Architects, developers, and officials from other cities are travelling to the Hostess City to learn how to improve the quality of life in their communities.
The Congress for the New Urbanism says the city of Savannah exemplifies great urbanism and design.
"People from all over the country and around 30 different countries want to come here to study the squares, the street grid, walkability, and the historic district," Congress for the New Urbanism President and CEO Lynn Richards says.
Throughout the next three days, there will be more than 100 sessions and tours. Planners, architects, and developers from around the world will meet to discuss issues such as urbanism for small towns and cities, social equity, and the challenges of getting great places built.
This year, they'll focus on small to medium cities. Richards says designing new concepts for smaller cities can be tough.
"How do you grow and develop a vibrant downtown when your rate of growth is so much smaller than San Francisco."
During the convention, several national and local speakers will present information concerning urbanism. Attendees will also get to hear about the City of Savannah's 2033 downtown plan and community improvements which could be coming to both the east side of Savannah, as well as the south side.
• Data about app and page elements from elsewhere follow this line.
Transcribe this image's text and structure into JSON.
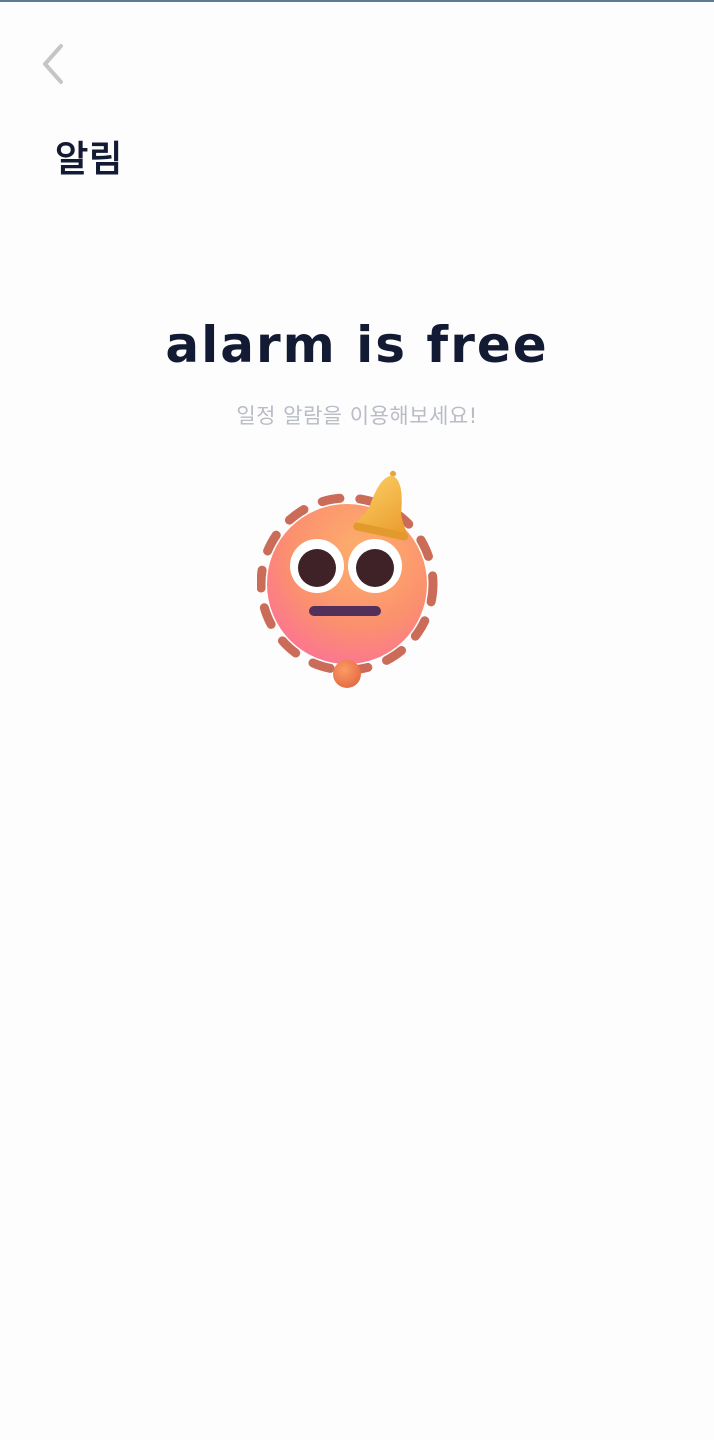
{
  "header": {
    "back_icon": "chevron-left-icon",
    "title": "알림"
  },
  "empty_state": {
    "headline": "alarm is free",
    "subtitle": "일정 알람을 이용해보세요!",
    "illustration_icon": "alarm-bell-face-icon"
  },
  "colors": {
    "background": "#fefdfd",
    "title": "#131a33",
    "headline": "#131a33",
    "subtitle": "#b8bcc4",
    "back_icon": "#c6c6c8",
    "face": "#fb9a6a",
    "bell": "#f6b640"
  }
}
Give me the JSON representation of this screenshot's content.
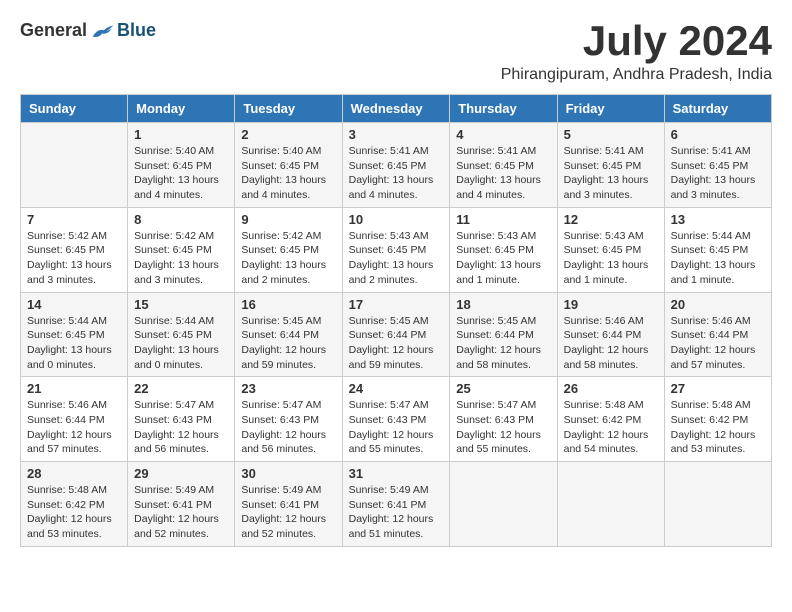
{
  "logo": {
    "general": "General",
    "blue": "Blue"
  },
  "title": "July 2024",
  "location": "Phirangipuram, Andhra Pradesh, India",
  "columns": [
    "Sunday",
    "Monday",
    "Tuesday",
    "Wednesday",
    "Thursday",
    "Friday",
    "Saturday"
  ],
  "weeks": [
    [
      {
        "day": "",
        "sunrise": "",
        "sunset": "",
        "daylight": ""
      },
      {
        "day": "1",
        "sunrise": "Sunrise: 5:40 AM",
        "sunset": "Sunset: 6:45 PM",
        "daylight": "Daylight: 13 hours and 4 minutes."
      },
      {
        "day": "2",
        "sunrise": "Sunrise: 5:40 AM",
        "sunset": "Sunset: 6:45 PM",
        "daylight": "Daylight: 13 hours and 4 minutes."
      },
      {
        "day": "3",
        "sunrise": "Sunrise: 5:41 AM",
        "sunset": "Sunset: 6:45 PM",
        "daylight": "Daylight: 13 hours and 4 minutes."
      },
      {
        "day": "4",
        "sunrise": "Sunrise: 5:41 AM",
        "sunset": "Sunset: 6:45 PM",
        "daylight": "Daylight: 13 hours and 4 minutes."
      },
      {
        "day": "5",
        "sunrise": "Sunrise: 5:41 AM",
        "sunset": "Sunset: 6:45 PM",
        "daylight": "Daylight: 13 hours and 3 minutes."
      },
      {
        "day": "6",
        "sunrise": "Sunrise: 5:41 AM",
        "sunset": "Sunset: 6:45 PM",
        "daylight": "Daylight: 13 hours and 3 minutes."
      }
    ],
    [
      {
        "day": "7",
        "sunrise": "Sunrise: 5:42 AM",
        "sunset": "Sunset: 6:45 PM",
        "daylight": "Daylight: 13 hours and 3 minutes."
      },
      {
        "day": "8",
        "sunrise": "Sunrise: 5:42 AM",
        "sunset": "Sunset: 6:45 PM",
        "daylight": "Daylight: 13 hours and 3 minutes."
      },
      {
        "day": "9",
        "sunrise": "Sunrise: 5:42 AM",
        "sunset": "Sunset: 6:45 PM",
        "daylight": "Daylight: 13 hours and 2 minutes."
      },
      {
        "day": "10",
        "sunrise": "Sunrise: 5:43 AM",
        "sunset": "Sunset: 6:45 PM",
        "daylight": "Daylight: 13 hours and 2 minutes."
      },
      {
        "day": "11",
        "sunrise": "Sunrise: 5:43 AM",
        "sunset": "Sunset: 6:45 PM",
        "daylight": "Daylight: 13 hours and 1 minute."
      },
      {
        "day": "12",
        "sunrise": "Sunrise: 5:43 AM",
        "sunset": "Sunset: 6:45 PM",
        "daylight": "Daylight: 13 hours and 1 minute."
      },
      {
        "day": "13",
        "sunrise": "Sunrise: 5:44 AM",
        "sunset": "Sunset: 6:45 PM",
        "daylight": "Daylight: 13 hours and 1 minute."
      }
    ],
    [
      {
        "day": "14",
        "sunrise": "Sunrise: 5:44 AM",
        "sunset": "Sunset: 6:45 PM",
        "daylight": "Daylight: 13 hours and 0 minutes."
      },
      {
        "day": "15",
        "sunrise": "Sunrise: 5:44 AM",
        "sunset": "Sunset: 6:45 PM",
        "daylight": "Daylight: 13 hours and 0 minutes."
      },
      {
        "day": "16",
        "sunrise": "Sunrise: 5:45 AM",
        "sunset": "Sunset: 6:44 PM",
        "daylight": "Daylight: 12 hours and 59 minutes."
      },
      {
        "day": "17",
        "sunrise": "Sunrise: 5:45 AM",
        "sunset": "Sunset: 6:44 PM",
        "daylight": "Daylight: 12 hours and 59 minutes."
      },
      {
        "day": "18",
        "sunrise": "Sunrise: 5:45 AM",
        "sunset": "Sunset: 6:44 PM",
        "daylight": "Daylight: 12 hours and 58 minutes."
      },
      {
        "day": "19",
        "sunrise": "Sunrise: 5:46 AM",
        "sunset": "Sunset: 6:44 PM",
        "daylight": "Daylight: 12 hours and 58 minutes."
      },
      {
        "day": "20",
        "sunrise": "Sunrise: 5:46 AM",
        "sunset": "Sunset: 6:44 PM",
        "daylight": "Daylight: 12 hours and 57 minutes."
      }
    ],
    [
      {
        "day": "21",
        "sunrise": "Sunrise: 5:46 AM",
        "sunset": "Sunset: 6:44 PM",
        "daylight": "Daylight: 12 hours and 57 minutes."
      },
      {
        "day": "22",
        "sunrise": "Sunrise: 5:47 AM",
        "sunset": "Sunset: 6:43 PM",
        "daylight": "Daylight: 12 hours and 56 minutes."
      },
      {
        "day": "23",
        "sunrise": "Sunrise: 5:47 AM",
        "sunset": "Sunset: 6:43 PM",
        "daylight": "Daylight: 12 hours and 56 minutes."
      },
      {
        "day": "24",
        "sunrise": "Sunrise: 5:47 AM",
        "sunset": "Sunset: 6:43 PM",
        "daylight": "Daylight: 12 hours and 55 minutes."
      },
      {
        "day": "25",
        "sunrise": "Sunrise: 5:47 AM",
        "sunset": "Sunset: 6:43 PM",
        "daylight": "Daylight: 12 hours and 55 minutes."
      },
      {
        "day": "26",
        "sunrise": "Sunrise: 5:48 AM",
        "sunset": "Sunset: 6:42 PM",
        "daylight": "Daylight: 12 hours and 54 minutes."
      },
      {
        "day": "27",
        "sunrise": "Sunrise: 5:48 AM",
        "sunset": "Sunset: 6:42 PM",
        "daylight": "Daylight: 12 hours and 53 minutes."
      }
    ],
    [
      {
        "day": "28",
        "sunrise": "Sunrise: 5:48 AM",
        "sunset": "Sunset: 6:42 PM",
        "daylight": "Daylight: 12 hours and 53 minutes."
      },
      {
        "day": "29",
        "sunrise": "Sunrise: 5:49 AM",
        "sunset": "Sunset: 6:41 PM",
        "daylight": "Daylight: 12 hours and 52 minutes."
      },
      {
        "day": "30",
        "sunrise": "Sunrise: 5:49 AM",
        "sunset": "Sunset: 6:41 PM",
        "daylight": "Daylight: 12 hours and 52 minutes."
      },
      {
        "day": "31",
        "sunrise": "Sunrise: 5:49 AM",
        "sunset": "Sunset: 6:41 PM",
        "daylight": "Daylight: 12 hours and 51 minutes."
      },
      {
        "day": "",
        "sunrise": "",
        "sunset": "",
        "daylight": ""
      },
      {
        "day": "",
        "sunrise": "",
        "sunset": "",
        "daylight": ""
      },
      {
        "day": "",
        "sunrise": "",
        "sunset": "",
        "daylight": ""
      }
    ]
  ]
}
On Tuesday, community leaders and participants of this year's convention met ahead of the convention to discuss the future vision for Savannah's downtown. Local leaders are working on a 2033 plan because that's the year Savannah will celebrate its 300th birthday.
Ana Colsta is studying to be an urban designer at Boise State University. She's in Savannah for the first time to learn more about her future career field.
"Savannah seems to be the perfect place to be right now. I think I'm going to see a lot and learn a lot," Colstas says.
This year, there's an opportunity for the public to be a part of the convention. There are several free public events for Savannah residents . Event details can be found here.
"This is a chance to dialogue and have a conversation like 'I don't like the idea of bike lanes' or 'Why do I have to give up my parking space?' Let's have these conversations. If we continue to have these conversations among the urban designers , we're not going to move the conversation forward," Richards says.